Fire Doesn’t Deter Paralyzed Veteran
As it does for other fire victims, the American Red Cross found Richard Pfost temporary housing after an apartment blaze destroyed all his possessions.
The Monday fire left Pfost, who is paralyzed, with only the clothes he was wearing, a blue backpack strapped to his motorized wheelchair--and some serious problems.
Without the special equipment that helped him get about, Pfost and a paid helper had to call firefighters Tuesday morning to help him rise from his bed in a motel.
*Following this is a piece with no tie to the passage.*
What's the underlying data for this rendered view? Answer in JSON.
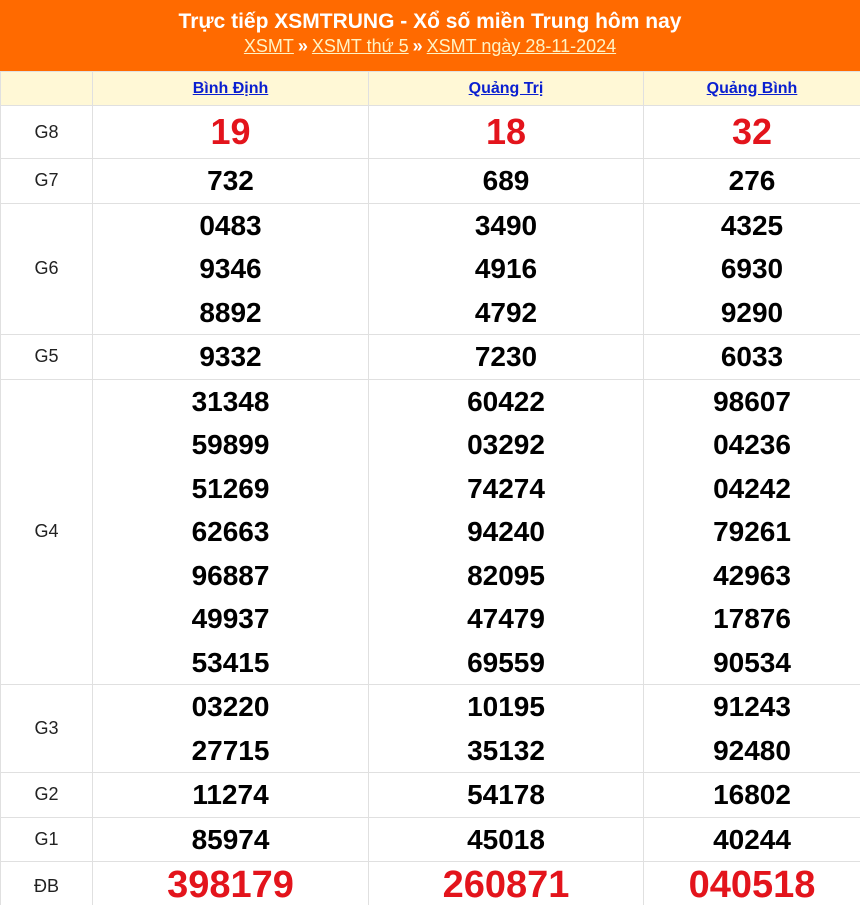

By Tuesday afternoon, with nowhere else to turn, he was at the Veterans Administration Hospital in Long Beach.
Served in Vietnam
“I’m not sick. All I need is a place to live,” said Pfost, 48, a veteran with 10 years service in the U.S. Army, including Vietnam duty.
Pfost, who is classified as an incomplete quadriplegic because he has some use of his hands, said that he doesn’t want to wait six to eight weeks for workers to rebuild his Irvine apartment. By the end of the week, he wants to be back to classes at Irvine Valley College, where he goes daily in two-mile wheelchair jaunts
“I told my counselor I’d be back to school this week--one way or another,” Pfost said as his helper lifted a fork of cottage cheese to his mouth. “My chair doesn’t keep me from doing what I want to do.”
At Irvine Valley College, news of Pfost’s misfortune “spread like wildfire,” Prof. Joyce Arntson said. In his computer class, classmates on Tuesday raised a few dollars and others began exploring ways to help him, Arntson said. The husky, bearded Pfost is a familiar sight to students and faculty alike as he maneuvers his wheelchair around the campus’s five buildings.
“It doesn’t seem fair. Darn it, I tell you, there’s an awful lot of well-wishing going on today. We certainly have missed him,” Arntson said Tuesday afternoon. “He is always such a happy soul. He is extremely helpful and cheerful.”
Pfost, who said he wants to earn degrees in economics, accounting and computers, began classes in January. At the time, he knew nothing about computers. Now, he tutors other students.
“The good Lord let me stay alive after my accident. I don’t want to sell him short,” Pfost said of his ambitious goal to earn three college degrees.
Pfost, an Idaho native, moved to California for the weather: “Can you imagine being like this in ice and snow?” His new temporary home, the VA hospital, is far from a new experience. Pfost, who was a long-haul truck driver, spent a year there undergoing therapy after a 1981 accident in Montana that left him an incomplete quadriplegic. “I was very bitter at first. I used to say ‘why me?’ . . . I tell you, if I hadn’t have been a Christian, I wouldn’t be where I am today. . . . I refuse to let my chair be a part of me.”
It took 40 firefighters 36 minutes to douse the Monday fire, which the Orange County Fire Department was investigating Tuesday. Pfost was at school when the fire broke out and destroyed two units of a six-apartment building. His live-in aide, Bessie Amnu, also a student, brought him the bad news.
Fire Destroyed Belongings
“She wasn’t looking too good. And then she said the apartment burnt down. It took me a while to realize what she said,” Pfost said.
In the fire, Pfost lost his new computer, special eating utensils and personal items, such as photographs of his three children and two grandchildren living in Idaho and Washington.
Amnu, who feeds and helps Pfost, said that she is optimistic he will bounce back from this latest tragedy.
“He’s very positive. He keeps on going,” she said. “It might set him back a little bit. But once he gets things together, he’ll go full-speed again.”